> GOAL OF THE EXERCISE
Give back nothing but the number of lines in these entries that contain the word "JSON".

> EXTRACTED MATERIAL

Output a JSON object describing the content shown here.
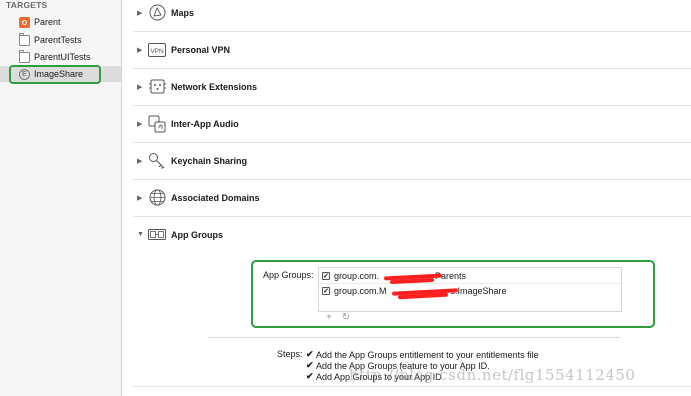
{
  "sidebar": {
    "header": "TARGETS",
    "items": [
      {
        "label": "Parent",
        "icon": "app-target-icon"
      },
      {
        "label": "ParentTests",
        "icon": "folder-icon"
      },
      {
        "label": "ParentUITests",
        "icon": "folder-icon"
      },
      {
        "label": "ImageShare",
        "icon": "extension-icon",
        "selected": true
      }
    ]
  },
  "capabilities": [
    {
      "label": "Maps",
      "icon": "maps-icon"
    },
    {
      "label": "Personal VPN",
      "icon": "vpn-icon"
    },
    {
      "label": "Network Extensions",
      "icon": "network-extensions-icon"
    },
    {
      "label": "Inter-App Audio",
      "icon": "inter-app-audio-icon"
    },
    {
      "label": "Keychain Sharing",
      "icon": "keychain-icon"
    },
    {
      "label": "Associated Domains",
      "icon": "globe-icon"
    },
    {
      "label": "App Groups",
      "icon": "app-groups-icon",
      "expanded": true
    }
  ],
  "app_groups": {
    "label": "App Groups:",
    "items": [
      {
        "prefix": "group.com.",
        "suffix": "Parents",
        "checked": true
      },
      {
        "prefix": "group.com.M",
        "suffix": "s.ImageShare",
        "checked": true
      }
    ],
    "add_button": "+",
    "refresh_button": "↻"
  },
  "steps": {
    "label": "Steps:",
    "items": [
      "Add the App Groups entitlement to your entitlements file",
      "Add the App Groups feature to your App ID.",
      "Add App Groups to your App ID"
    ]
  },
  "watermark": "http://blog.csdn.net/flg1554112450",
  "colors": {
    "highlight": "#2e9e3c",
    "redaction": "#ff2020",
    "sidebar_bg": "#f6f6f6"
  }
}
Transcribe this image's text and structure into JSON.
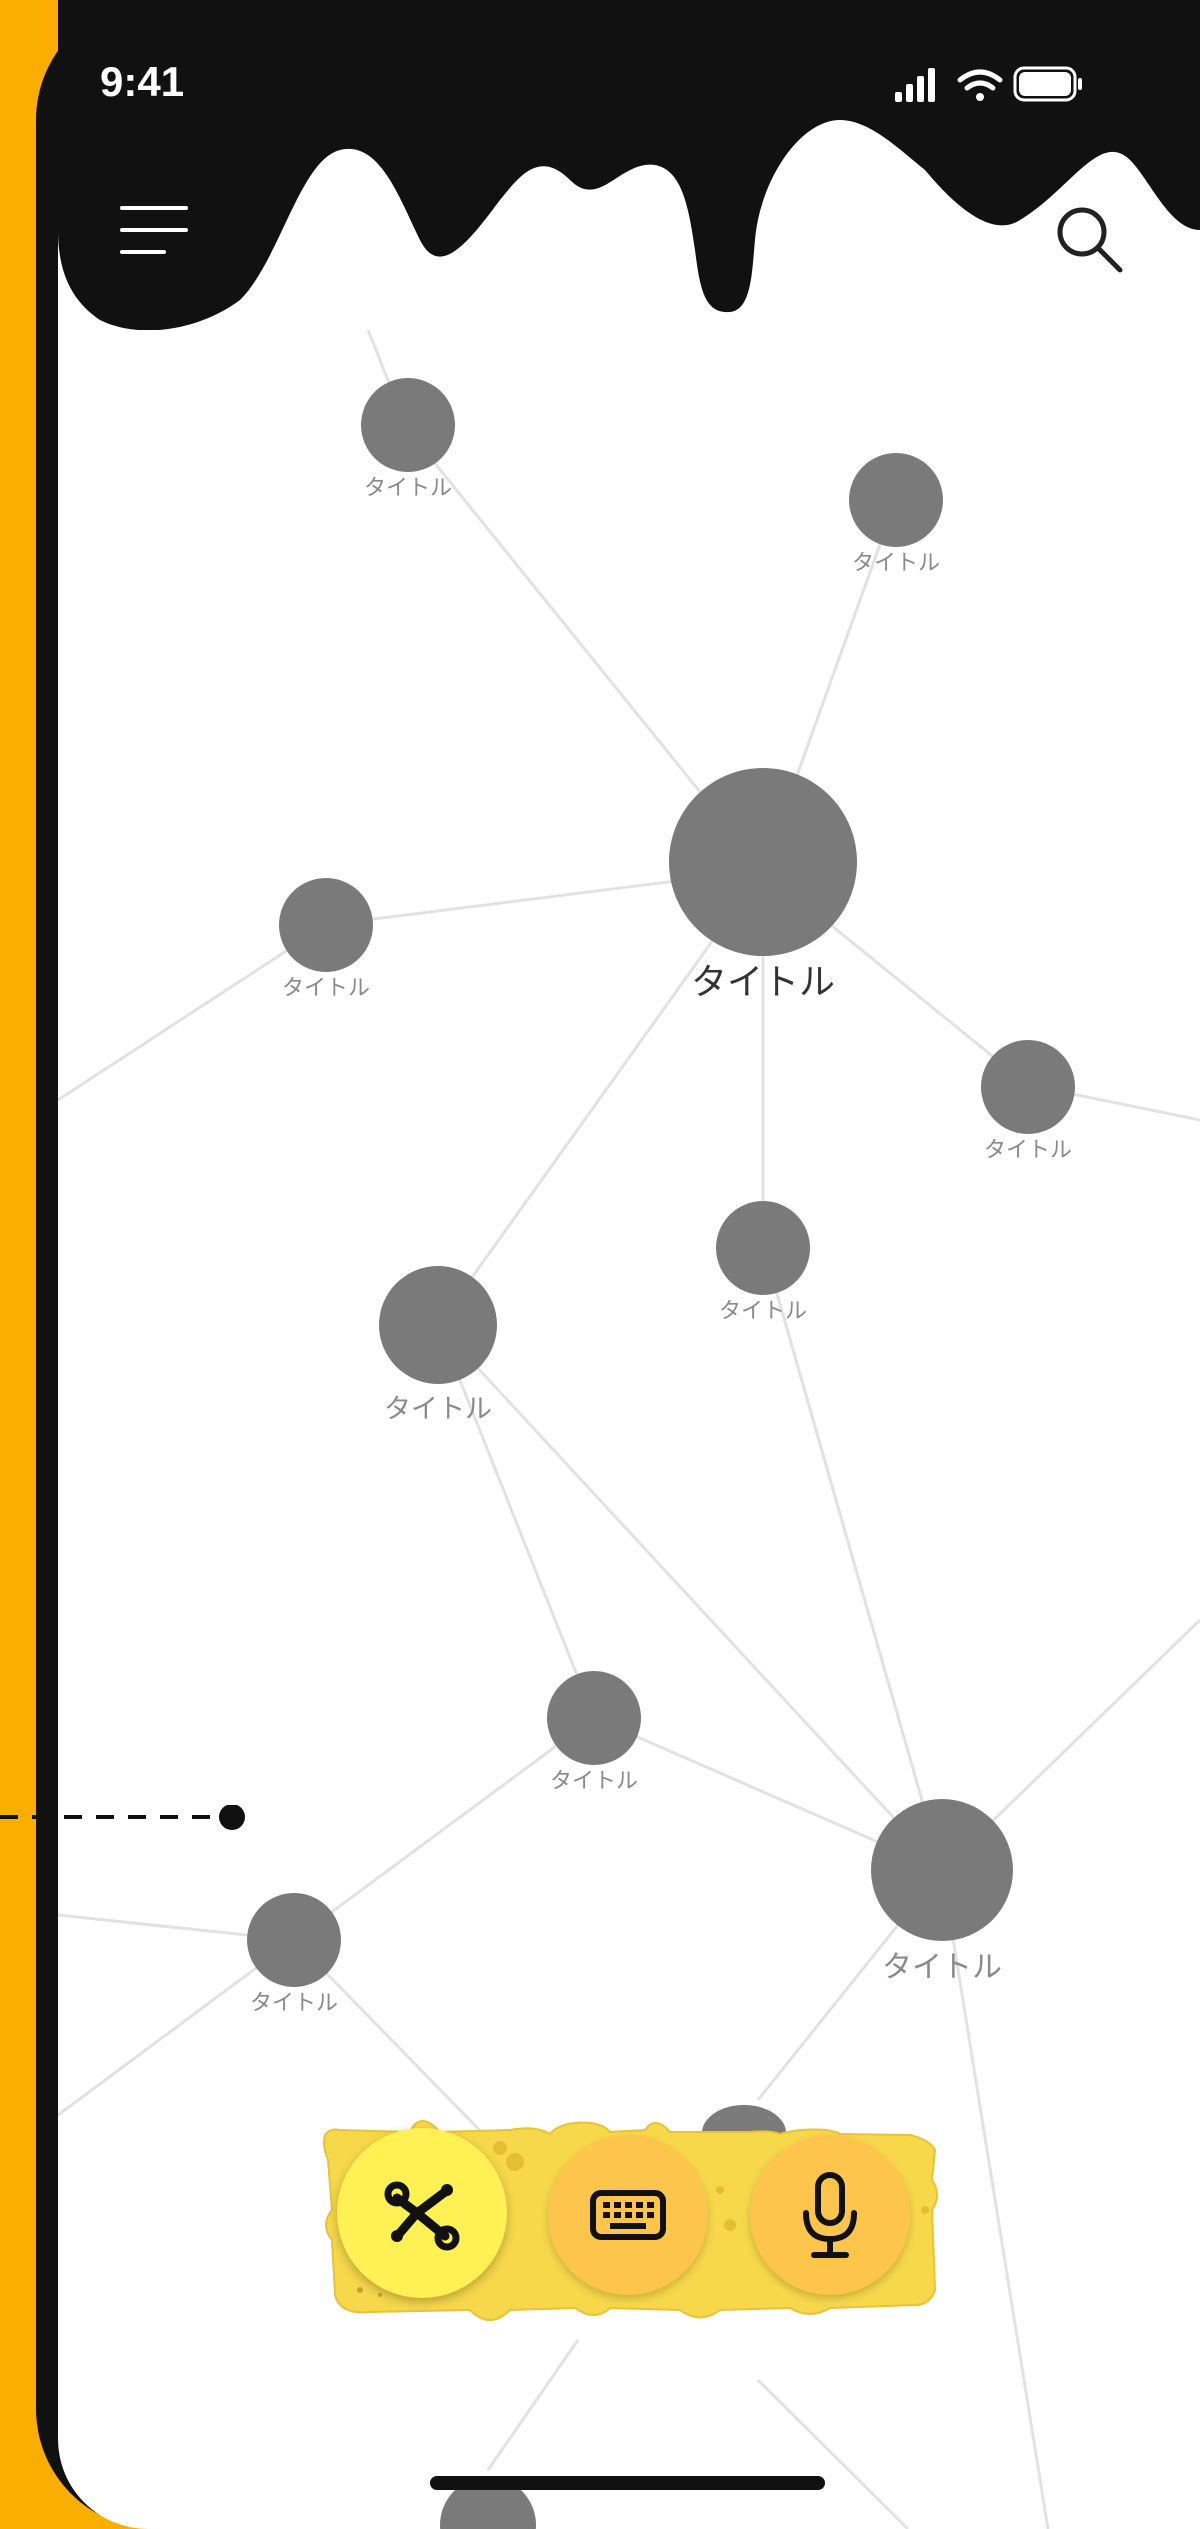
{
  "status_bar": {
    "time": "9:41",
    "icons": [
      "signal-icon",
      "wifi-icon",
      "battery-icon"
    ]
  },
  "header": {
    "menu_icon": "hamburger-menu-icon",
    "search_icon": "search-icon",
    "style": "black drip"
  },
  "graph": {
    "nodes": [
      {
        "id": "n1",
        "label": "タイトル"
      },
      {
        "id": "n2",
        "label": "タイトル"
      },
      {
        "id": "n-center",
        "label": "タイトル"
      },
      {
        "id": "n3",
        "label": "タイトル"
      },
      {
        "id": "n4",
        "label": "タイトル"
      },
      {
        "id": "n5",
        "label": "タイトル"
      },
      {
        "id": "n6",
        "label": "タイトル"
      },
      {
        "id": "n7",
        "label": "タイトル"
      },
      {
        "id": "n8",
        "label": "タイトル"
      },
      {
        "id": "n9",
        "label": "タイトル"
      }
    ]
  },
  "toolbar": {
    "buttons": [
      {
        "name": "graph-view-button",
        "icon": "graph-icon",
        "active": true
      },
      {
        "name": "keyboard-button",
        "icon": "keyboard-icon",
        "active": false
      },
      {
        "name": "microphone-button",
        "icon": "microphone-icon",
        "active": false
      }
    ]
  },
  "colors": {
    "background": "#F9AE00",
    "node": "#7A7A7A",
    "edge": "#E0E0E0",
    "toolbar": "#F7D84A",
    "active_button": "#FFF053",
    "button": "#FDC54C"
  }
}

> YOUR RESPONSE
2